Richard G. Wise1, Anna Jolly2, C John Evans1, Kevin Murphy1, Fernando Zelaya3, David Lythgoe3, Kyle Pattinson4, Judith E. Hall2
1CUBRIC, School of Psychology, Cardiff University, Cardiff, United Kingdom; 2Department of Anaesthetics and Intensive Care Medicine, School of Medicine, Cardiff University, Cardiff, United Kingdom; 3Centre for Neuroimaging Sciences, Institute of Psychiatry, King's College, London, United Kingdom; 4Nuffield Department of Anaesthetics, Oxford University, Oxford, United Kingdom

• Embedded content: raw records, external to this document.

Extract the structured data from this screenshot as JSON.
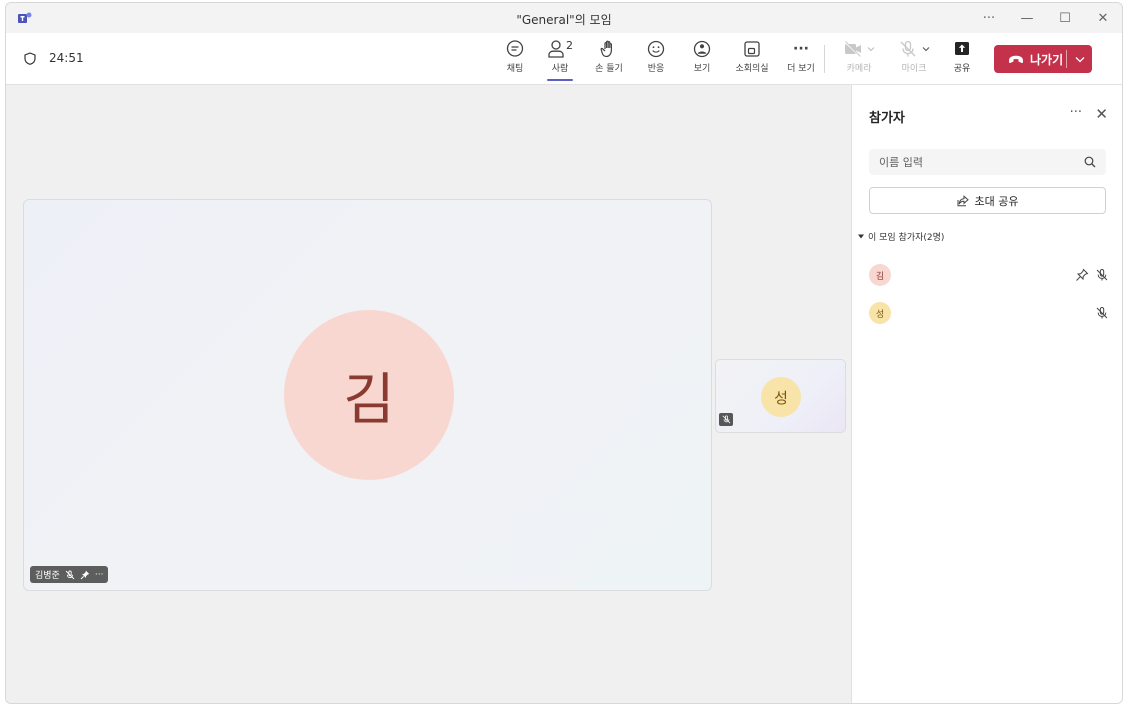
{
  "window": {
    "title": "\"General\"의 모임",
    "controls": {
      "more": "···",
      "minimize": "—",
      "maximize": "☐",
      "close": "✕"
    }
  },
  "toolbar": {
    "timer": "24:51",
    "items": [
      {
        "label": "채팅",
        "icon": "chat-icon"
      },
      {
        "label": "사람",
        "icon": "people-icon",
        "count": "2",
        "active": true
      },
      {
        "label": "손 들기",
        "icon": "raise-hand-icon"
      },
      {
        "label": "반응",
        "icon": "reaction-icon"
      },
      {
        "label": "보기",
        "icon": "view-icon"
      },
      {
        "label": "소회의실",
        "icon": "breakout-rooms-icon"
      },
      {
        "label": "더 보기",
        "icon": "more-icon",
        "glyph": "···"
      },
      {
        "label": "카메라",
        "icon": "camera-off-icon",
        "disabled": true
      },
      {
        "label": "마이크",
        "icon": "mic-off-icon",
        "disabled": true
      },
      {
        "label": "공유",
        "icon": "share-screen-icon"
      }
    ],
    "leave_label": "나가기"
  },
  "stage": {
    "main": {
      "initial": "김",
      "name": "김병준",
      "more": "···"
    },
    "secondary": {
      "initial": "성"
    }
  },
  "panel": {
    "title": "참가자",
    "more": "···",
    "close": "✕",
    "search_placeholder": "이름 입력",
    "invite_label": "초대 공유",
    "section_label": "이 모임 참가자(2명)",
    "participants": [
      {
        "initial": "김",
        "pinned": true,
        "muted": true
      },
      {
        "initial": "성",
        "pinned": false,
        "muted": true
      }
    ]
  },
  "colors": {
    "accent": "#5b5fc7",
    "leave": "#c4314b",
    "avatar_kim": "#f8d7d0",
    "avatar_seong": "#f8e3a8"
  }
}
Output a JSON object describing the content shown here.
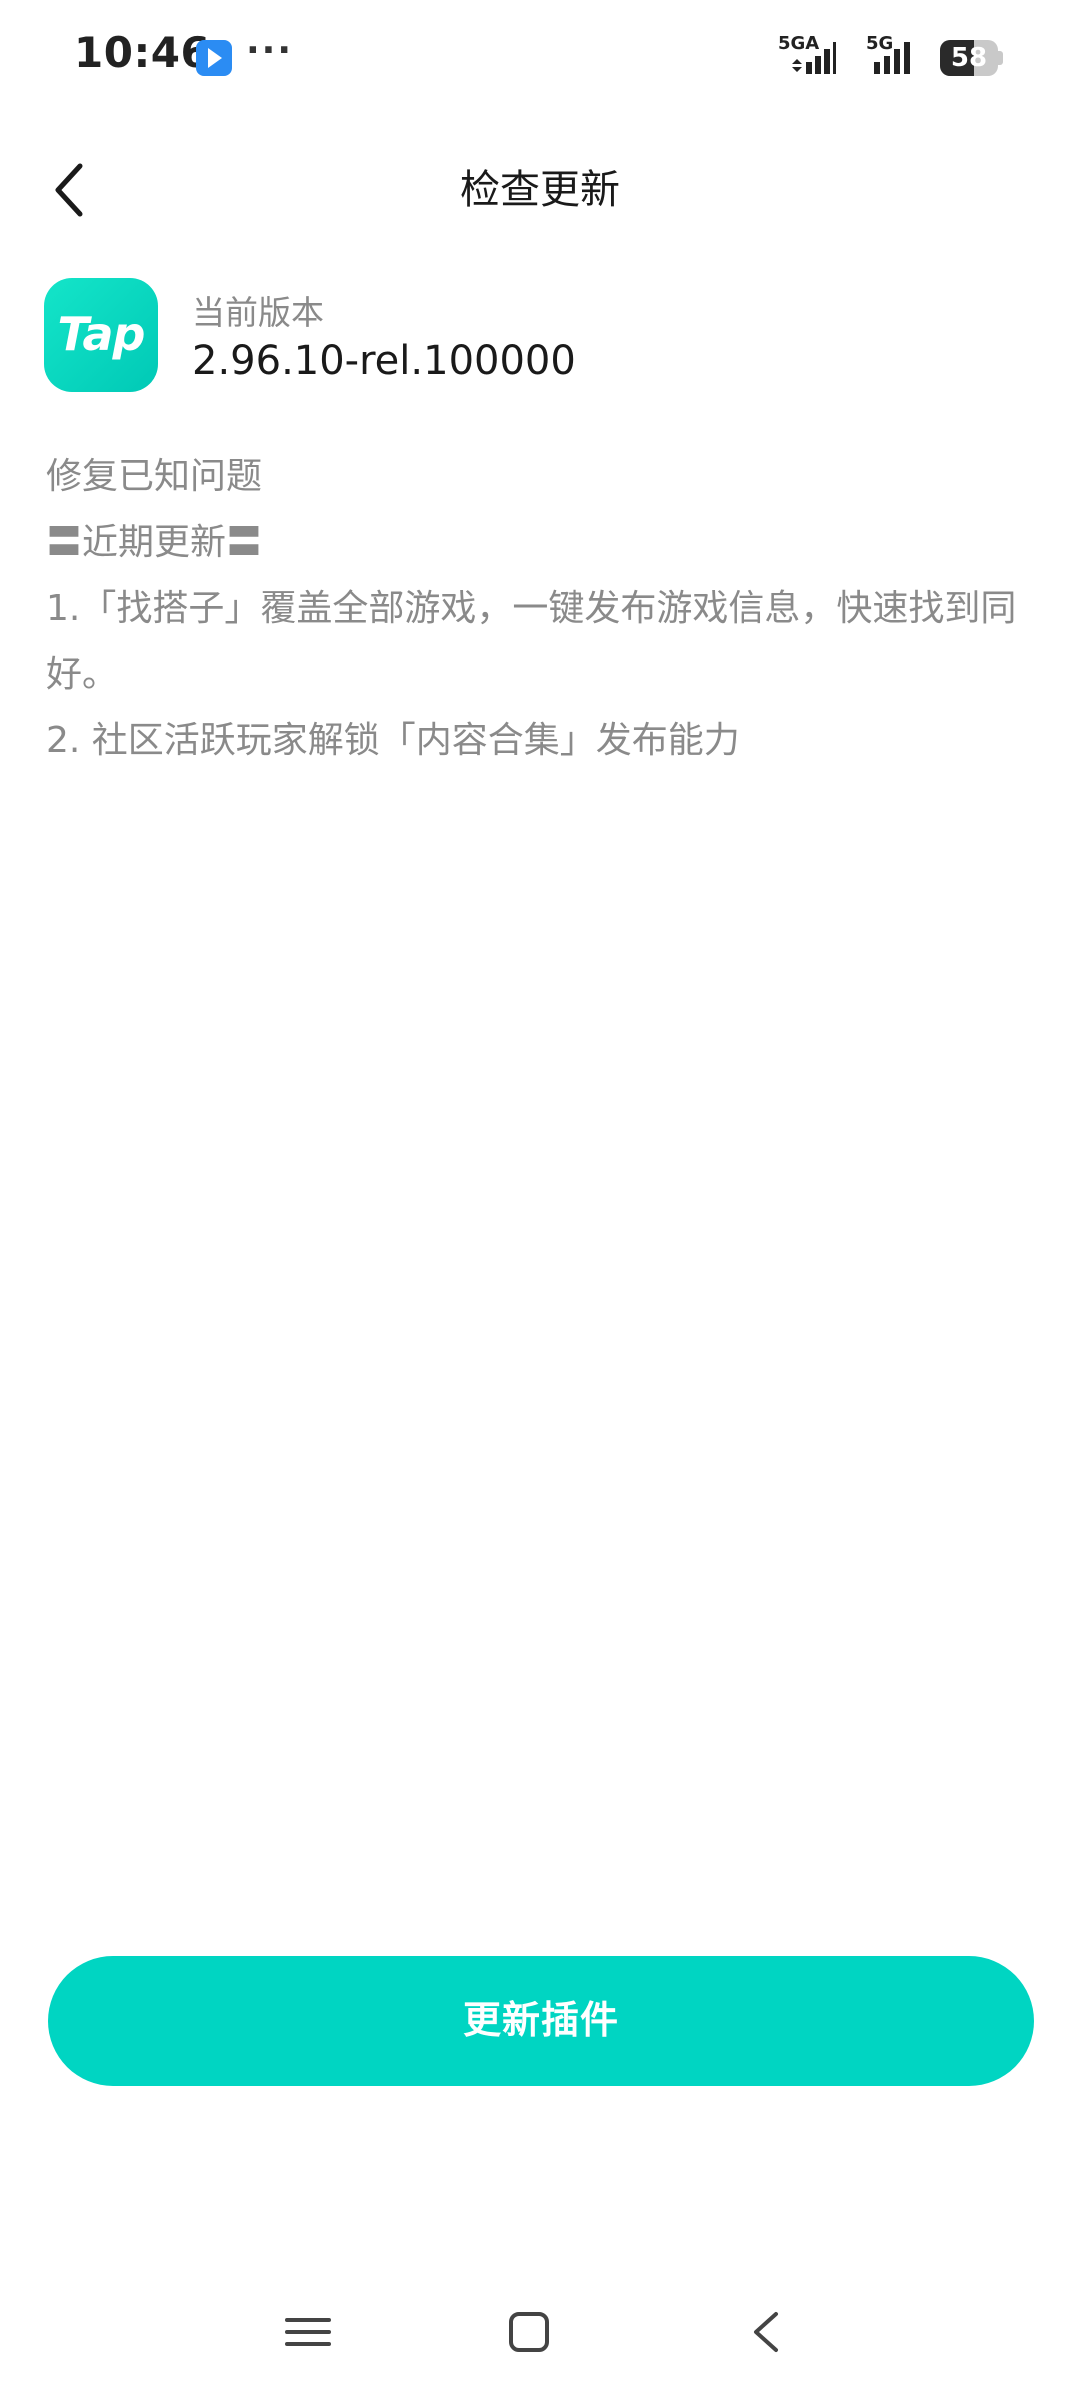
{
  "status_bar": {
    "time": "10:46",
    "more": "···",
    "network_1": "5GA",
    "network_2": "5G",
    "battery_level": 58,
    "battery_text": "58"
  },
  "header": {
    "title": "检查更新",
    "back_icon": "chevron-left-icon"
  },
  "app": {
    "logo_text": "Tap",
    "logo_color": "#00d5c2",
    "version_label": "当前版本",
    "version_value": "2.96.10-rel.100000"
  },
  "notes": {
    "lines": [
      "修复已知问题",
      "〓近期更新〓",
      "1.「找搭子」覆盖全部游戏，一键发布游戏信息，快速找到同好。",
      "2. 社区活跃玩家解锁「内容合集」发布能力"
    ]
  },
  "actions": {
    "update_button": "更新插件",
    "accent_color": "#00d5c2"
  },
  "nav_bar": {
    "menu_icon": "menu-icon",
    "home_icon": "home-square-icon",
    "back_icon": "back-triangle-icon"
  }
}
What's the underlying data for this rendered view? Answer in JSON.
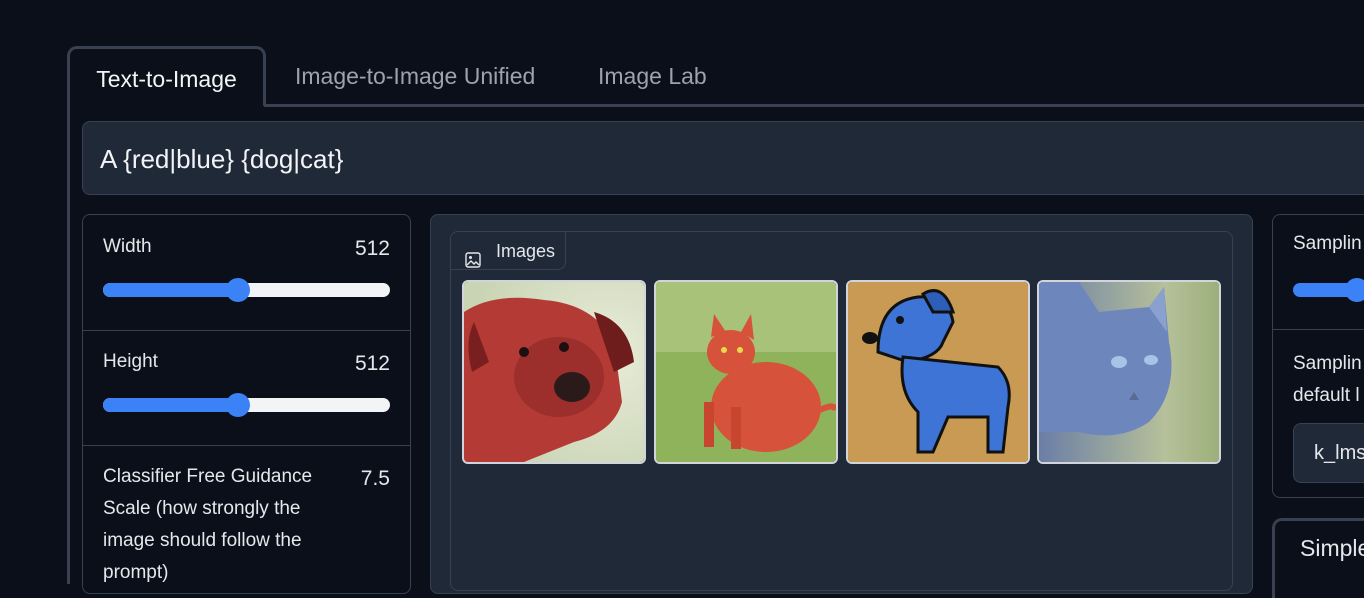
{
  "tabs": [
    "Text-to-Image",
    "Image-to-Image Unified",
    "Image Lab"
  ],
  "prompt": {
    "value": "A {red|blue} {dog|cat}"
  },
  "settings": {
    "width": {
      "label": "Width",
      "value": "512",
      "fraction": 0.47
    },
    "height": {
      "label": "Height",
      "value": "512",
      "fraction": 0.47
    },
    "cfg": {
      "label": "Classifier Free Guidance Scale (how strongly the image should follow the prompt)",
      "value": "7.5"
    }
  },
  "gallery": {
    "label": "Images",
    "images": [
      {
        "name": "red dog",
        "icon": "red-dog-image"
      },
      {
        "name": "red cat",
        "icon": "red-cat-image"
      },
      {
        "name": "blue dog",
        "icon": "blue-dog-image"
      },
      {
        "name": "blue cat",
        "icon": "blue-cat-image"
      }
    ]
  },
  "right": {
    "steps_label": "Samplin",
    "sampler_label_line1": "Samplin",
    "sampler_label_line2": "default l",
    "sampler_value": "k_lms",
    "tab_label": "Simple"
  },
  "colors": {
    "background": "#0b0f19",
    "panel": "#1f2937",
    "border": "#374151",
    "accent": "#3b82f6"
  }
}
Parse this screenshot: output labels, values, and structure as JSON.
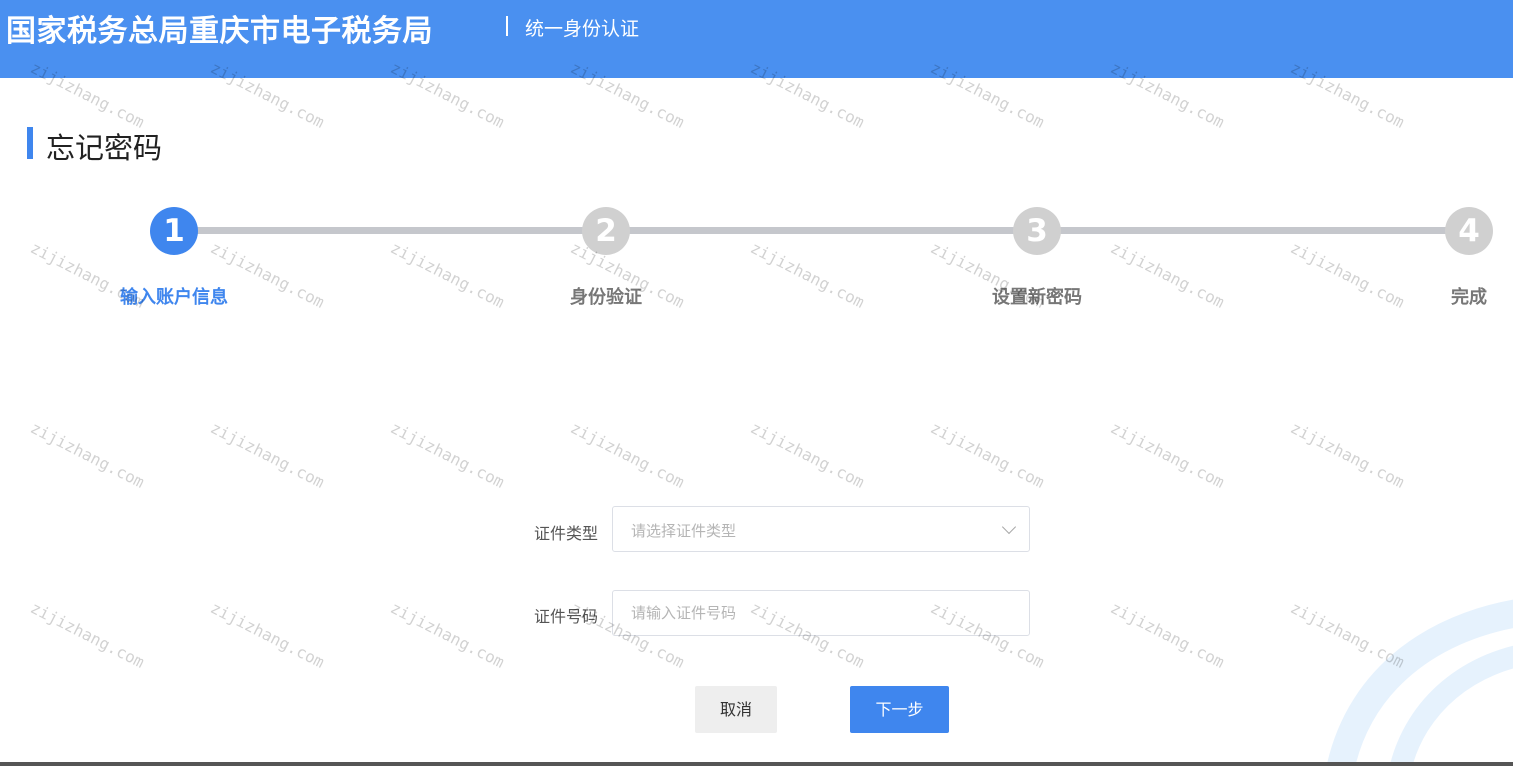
{
  "header": {
    "title": "国家税务总局重庆市电子税务局",
    "subtitle": "统一身份认证"
  },
  "page": {
    "title": "忘记密码"
  },
  "steps": [
    {
      "number": "1",
      "label": "输入账户信息",
      "active": true
    },
    {
      "number": "2",
      "label": "身份验证",
      "active": false
    },
    {
      "number": "3",
      "label": "设置新密码",
      "active": false
    },
    {
      "number": "4",
      "label": "完成",
      "active": false
    }
  ],
  "form": {
    "id_type": {
      "label": "证件类型",
      "placeholder": "请选择证件类型"
    },
    "id_number": {
      "label": "证件号码",
      "placeholder": "请输入证件号码"
    }
  },
  "buttons": {
    "cancel": "取消",
    "next": "下一步"
  },
  "watermark": "zijizhang.com",
  "colors": {
    "header_bg": "#4a90f0",
    "accent": "#3f86ee",
    "inactive_step": "#d0d0d0"
  }
}
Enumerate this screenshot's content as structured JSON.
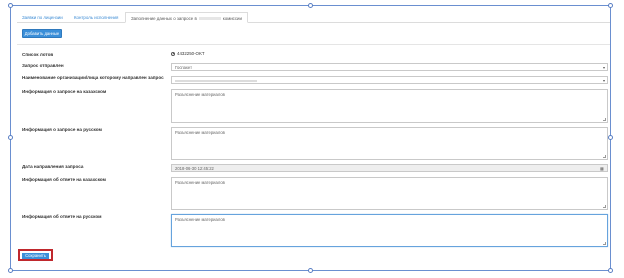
{
  "tabs": [
    {
      "label": "Заявки по лицензии"
    },
    {
      "label": "Контроль исполнения"
    },
    {
      "label_prefix": "Заполнение данных о запросе в",
      "label_suffix": "комиссии"
    }
  ],
  "toolbar": {
    "add_label": "Добавить данные"
  },
  "form": {
    "lot_list": {
      "label": "Список лотов",
      "option": "4432250-OKT"
    },
    "request_sent": {
      "label": "Запрос отправлен",
      "value": "Госпакет"
    },
    "org_name": {
      "label": "Наименование организации/лица которому направлен запрос"
    },
    "info_kz": {
      "label": "Информация о запросе на казахском",
      "placeholder": "Разъяснение материалов"
    },
    "info_ru": {
      "label": "Информация о запросе на русском",
      "placeholder": "Разъяснение материалов"
    },
    "date": {
      "label": "Дата направления запроса",
      "value": "2018-06-30 12:45:22"
    },
    "answer_kz": {
      "label": "Информация об ответе на казахском",
      "placeholder": "Разъяснение материалов"
    },
    "answer_ru": {
      "label": "Информация об ответе на русском",
      "placeholder": "Разъяснение материалов"
    }
  },
  "footer": {
    "save_label": "Сохранить"
  },
  "colors": {
    "accent": "#3b8fd9",
    "highlight": "#c0282d",
    "selection": "#6a8fd0"
  },
  "icons": {
    "date": "calendar-icon",
    "select": "chevron-down-icon"
  }
}
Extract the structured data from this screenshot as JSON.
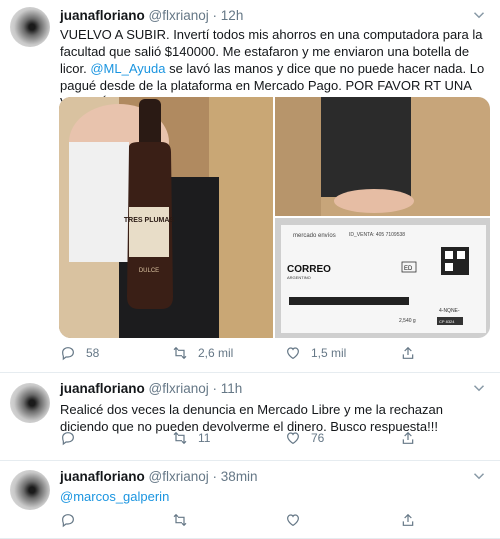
{
  "tweets": [
    {
      "display_name": "juanafloriano",
      "handle": "@flxrianoj",
      "time": "12h",
      "text_before": "VUELVO A SUBIR. Invertí todos mis ahorros en una computadora para la facultad que salió $140000. Me estafaron y me enviaron una botella de licor. ",
      "mention": "@ML_Ayuda",
      "text_after": " se lavó las manos y dice que no puede hacer nada. Lo pagué desde de la plataforma en Mercado Pago. POR FAVOR RT UNA VEZ MÁS",
      "media": {
        "bottle_label": "TRES PLUMAS",
        "bottle_sublabel": "DULCE",
        "package_brand": "mercado envíos",
        "tracking": "ID_VENTA: 405 7109538",
        "carrier": "CORREO",
        "carrier_sub": "ARGENTINO",
        "box_code": "ED",
        "weight": "2,540 g",
        "route": "4-NQNE-",
        "zone_code": "CP 8324"
      },
      "replies": "58",
      "retweets": "2,6 mil",
      "likes": "1,5 mil"
    },
    {
      "display_name": "juanafloriano",
      "handle": "@flxrianoj",
      "time": "11h",
      "text": "Realicé dos veces la denuncia en Mercado Libre y me la rechazan diciendo que no pueden devolverme el dinero. Busco respuesta!!!",
      "replies": "",
      "retweets": "11",
      "likes": "76"
    },
    {
      "display_name": "juanafloriano",
      "handle": "@flxrianoj",
      "time": "38min",
      "mention": "@marcos_galperin",
      "replies": "",
      "retweets": "",
      "likes": ""
    }
  ],
  "colors": {
    "accent": "#1b95e0",
    "muted": "#657786",
    "text": "#14171a",
    "border": "#e6ecf0"
  },
  "icons": [
    "chevron-down-icon",
    "reply-icon",
    "retweet-icon",
    "like-icon",
    "share-icon"
  ]
}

We show that pulsed ASL is sensitive to opioid administration in the human brain. We measured the effects of a μ-opioid (remifentanil) on regional CBF. By training volunteers to maintain their breathing, we mitigated the global CBF increases arising from increased arterial carbon dioxide levels that result from opioid-induced respiratory depression. Significant localised opioid-induced CBF increases were observed in the thalamus and brainstem, whereas, decreases were observed in the putamen: all areas rich in opioid receptors. The regionally specific nature of the opioids effect on CBF will be useful in interpreting opioid-related changes in task-related activity with FMRI.